Turn it off if you don't need it, and help save the earth
If every one of us tried to save a little energy, the combined effect would go a long way to conserving the environment and mitigating the effects of climate change.The annual Earth Hour event takes place today to raise awareness about climate change. People around the world are encouraged to join the campaign to raise awareness of energy efficiency by turning off non-essential lights for one hour. The symbolic event is timely, since Thais might face electricity outages during the upcoming Songkran festival.
Earlier this month the Energy Ministry held a meeting with the Electricity Generating Authority of Thailand (Egat), the Metropolitan Electricity Authority and the Provincial Electricity Authority, to discuss contingency plans to deal with an expected shortage of power next month when Myanmar temporarily suspends its gas supply to Thailand.
The news over possible blackouts has led to a debate over the sources of our energy, both in the immediate and long term. There is talk of setting up a nuclear power plant, as well as coal-fired plants, in order to diversify the sources of power supply. Thailand relies heavily on electricity generated from its neighbours. When Myanmar announced it would suspend the gas supply from April 5-14 during routine maintenance, Industry Minister Pongsak Ruktapongpisal voiced concern over the possible power outages.
The focus so far has concentrated on the supply side of the issue. However, the campaign to promote efficient energy consumption should also be highlighted. Some companies have decided to adjust production processes to deal with the possibility of blackouts next month, but such measures are not sustainable.
The public should be encouraged to actively participate in the campaign to promote energy efficiency. If every household were aware of the need to manage energy use in an efficient way, and turned off non-essential electrical appliances every single day, we would go a long way in the battle to save the planet.
The level of a country's development should not be judged entirely by its physical infrastructure, but also on environmental awareness and accountability. It starts at an individual level, but organisations and companies must also incorporate environmental protection and pollution prevention in their activities.
Public consciousness of energy efficiency would address not only the possibility of power shortage but also help slow the process of climate change. Power generation and consumption creates pollution and waste that can affect ecological systems for many years. Throughout human history, trees have been cut down, coal has been burned and many species' habitats have been lost to our ever-increasing demand for energy.

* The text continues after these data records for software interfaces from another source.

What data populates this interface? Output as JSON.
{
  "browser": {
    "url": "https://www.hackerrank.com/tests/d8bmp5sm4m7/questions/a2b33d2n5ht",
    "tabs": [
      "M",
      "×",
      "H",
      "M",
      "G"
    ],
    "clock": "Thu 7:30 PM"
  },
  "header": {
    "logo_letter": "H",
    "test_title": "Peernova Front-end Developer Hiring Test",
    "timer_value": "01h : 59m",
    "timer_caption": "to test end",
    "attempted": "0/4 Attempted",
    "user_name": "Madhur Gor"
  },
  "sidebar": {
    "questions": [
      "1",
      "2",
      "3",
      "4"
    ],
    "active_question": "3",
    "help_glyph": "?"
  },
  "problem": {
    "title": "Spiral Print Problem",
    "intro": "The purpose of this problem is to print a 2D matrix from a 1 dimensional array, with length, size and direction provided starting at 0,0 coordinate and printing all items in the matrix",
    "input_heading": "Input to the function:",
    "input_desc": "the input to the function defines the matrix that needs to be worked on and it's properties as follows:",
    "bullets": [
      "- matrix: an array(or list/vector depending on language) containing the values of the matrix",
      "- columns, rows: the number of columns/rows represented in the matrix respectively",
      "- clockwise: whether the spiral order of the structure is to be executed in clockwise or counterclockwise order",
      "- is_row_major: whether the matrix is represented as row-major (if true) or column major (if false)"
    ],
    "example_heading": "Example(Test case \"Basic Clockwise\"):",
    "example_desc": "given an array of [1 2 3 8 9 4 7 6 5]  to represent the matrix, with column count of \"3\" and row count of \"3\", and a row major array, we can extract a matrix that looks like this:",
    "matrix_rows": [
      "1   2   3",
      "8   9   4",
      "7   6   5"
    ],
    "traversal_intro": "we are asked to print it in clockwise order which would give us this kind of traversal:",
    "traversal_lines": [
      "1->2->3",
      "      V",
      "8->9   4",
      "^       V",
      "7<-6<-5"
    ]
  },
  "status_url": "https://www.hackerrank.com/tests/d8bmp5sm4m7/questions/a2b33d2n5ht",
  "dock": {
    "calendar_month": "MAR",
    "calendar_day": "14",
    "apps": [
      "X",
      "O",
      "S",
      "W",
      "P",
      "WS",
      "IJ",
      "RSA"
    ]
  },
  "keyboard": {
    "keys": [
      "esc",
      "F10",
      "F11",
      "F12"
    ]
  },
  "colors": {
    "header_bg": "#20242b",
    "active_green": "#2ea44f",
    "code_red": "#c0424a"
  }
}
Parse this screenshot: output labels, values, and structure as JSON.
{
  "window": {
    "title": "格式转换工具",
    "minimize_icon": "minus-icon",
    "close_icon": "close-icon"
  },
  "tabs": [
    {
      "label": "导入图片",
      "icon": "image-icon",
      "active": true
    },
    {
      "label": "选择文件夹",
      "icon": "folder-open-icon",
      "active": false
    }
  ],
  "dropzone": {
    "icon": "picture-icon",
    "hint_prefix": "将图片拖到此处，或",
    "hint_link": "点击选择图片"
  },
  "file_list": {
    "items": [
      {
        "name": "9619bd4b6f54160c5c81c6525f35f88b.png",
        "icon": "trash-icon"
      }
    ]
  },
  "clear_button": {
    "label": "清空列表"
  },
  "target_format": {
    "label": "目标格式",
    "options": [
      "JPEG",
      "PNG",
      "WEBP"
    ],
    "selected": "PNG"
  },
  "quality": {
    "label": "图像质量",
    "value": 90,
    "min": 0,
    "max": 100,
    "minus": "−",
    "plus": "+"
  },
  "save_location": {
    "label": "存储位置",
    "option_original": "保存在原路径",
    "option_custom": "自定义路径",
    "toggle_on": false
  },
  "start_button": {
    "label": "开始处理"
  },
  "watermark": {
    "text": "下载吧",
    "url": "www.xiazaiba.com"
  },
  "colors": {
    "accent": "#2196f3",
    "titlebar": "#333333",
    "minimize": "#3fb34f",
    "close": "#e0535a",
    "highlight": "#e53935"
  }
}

Today, people are encouraged to turn off lights from 8.30 to 9.30pm, local time in every country. One hour of darkness should help make people realise the importance of ensuring the sustainability of power generation and environmental conservation. But the public's engagement in this energy-efficiency campaign should not end there. People should be ingrained with the habit of being conscious about their consumption and the effect that it has on the planet. These small actions on the part of millions of people, if not billions, when taken together, can make a big difference to the world.